A Tribute to the United States Marine Corps
Here, for no good reason, is a version of 'The Battle Cry of Freedom', which is one of my favourite books. I remember coming home in the middle of my time at Oxford to my Grandad's old place.
I used to take the bus and invariably got back in the dark, and the grand old man would have sandwiches and overstrong tea in the overcold kitchen, and the fire on very warm.
I'd go to bed with a book like this--I particularly remember taking all the material for my history special subject on the crisis of the American Union home with me, and reading it obsessively--and the walls were cold because his heating didn't really work and the windows had single panes and I hid in a bed he hadn't changed for decades.

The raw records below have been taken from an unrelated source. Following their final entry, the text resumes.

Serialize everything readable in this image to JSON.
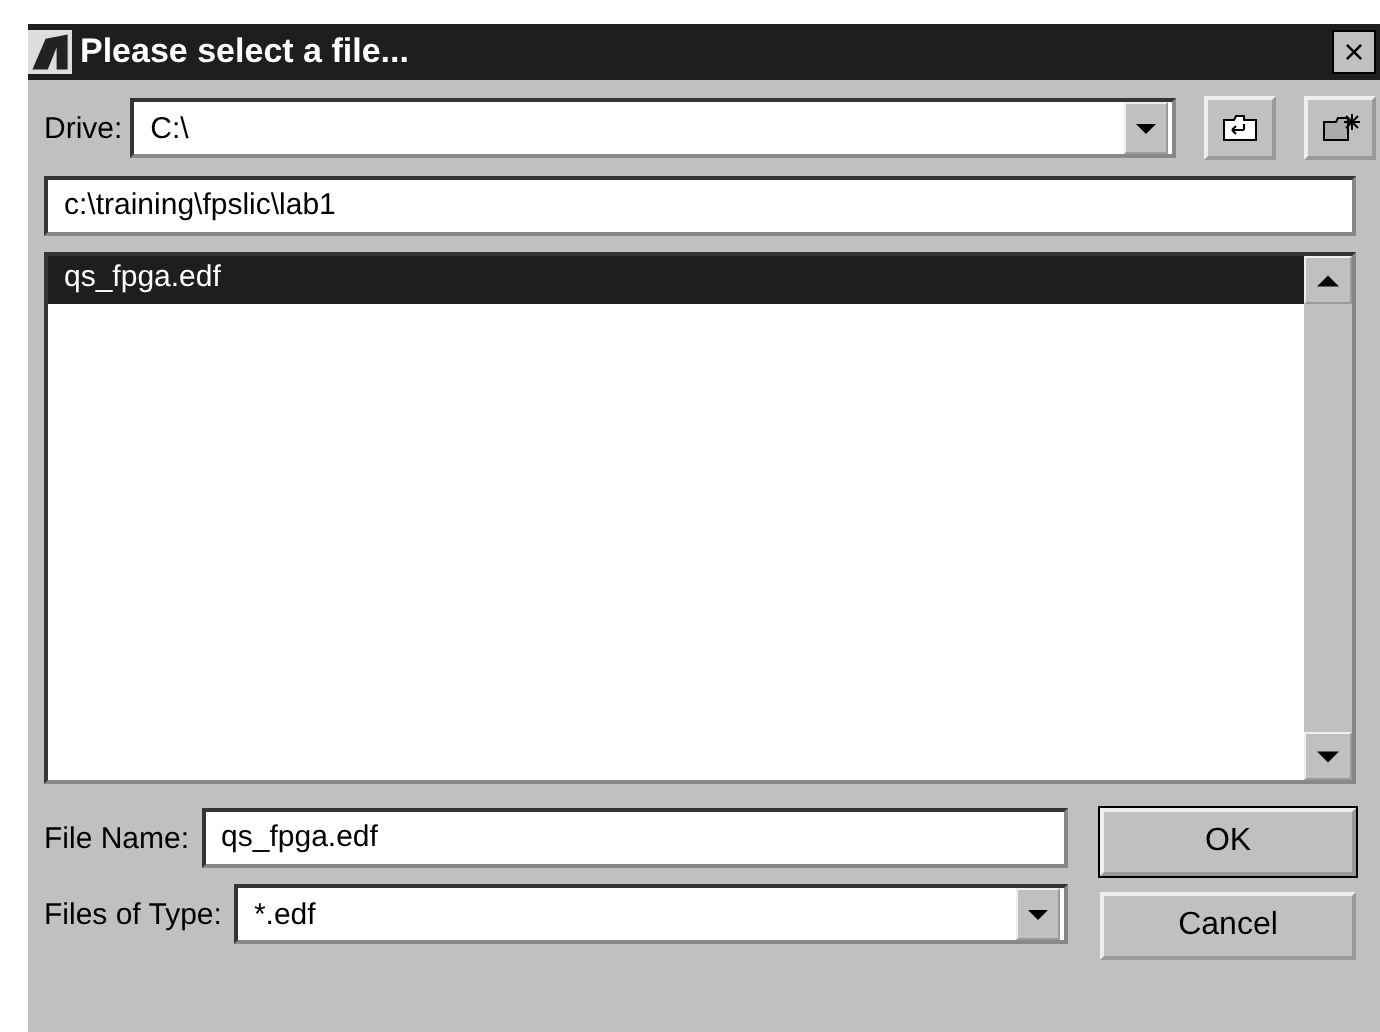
{
  "window": {
    "title": "Please select a file...",
    "close": "×"
  },
  "drive": {
    "label": "Drive:",
    "value": "C:\\"
  },
  "path": {
    "value": "c:\\training\\fpslic\\lab1"
  },
  "files": [
    {
      "name": "qs_fpga.edf",
      "selected": true
    }
  ],
  "file_name": {
    "label": "File Name:",
    "value": "qs_fpga.edf"
  },
  "file_type": {
    "label": "Files of Type:",
    "value": "*.edf"
  },
  "buttons": [
    {
      "label": "OK",
      "default": true
    },
    {
      "label": "Cancel",
      "default": false
    }
  ]
}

And I loved it and I loved him.
I never spent a summer when I didn't work when I was at Oxford. In the times I'm thinking of, I was with the agencies in the factories on nightshifts, and, in one mad 72 hours, on day shift too, and in the steelworks. You never know how good any bed is until you feel the sensual release of your feet after a shift from steel capped heavy boots, which is a memory I recall because it makes me feel less divorced from my past. I've never really known a feeling like it, although when I left Oxford's fetid backwater and arrived in London with Bruce Springsteen's Long Time Coming song in my ears the feeling felt close.
This music was a hit on both sides of the American Civil War, and is in this iteration dedicated to the United States Marines, whose members I have generally admired as too brave to lie and too tough to care. They are used by people far less worthy than them and are in my experience just straightforward men and women. God help them wherever they are.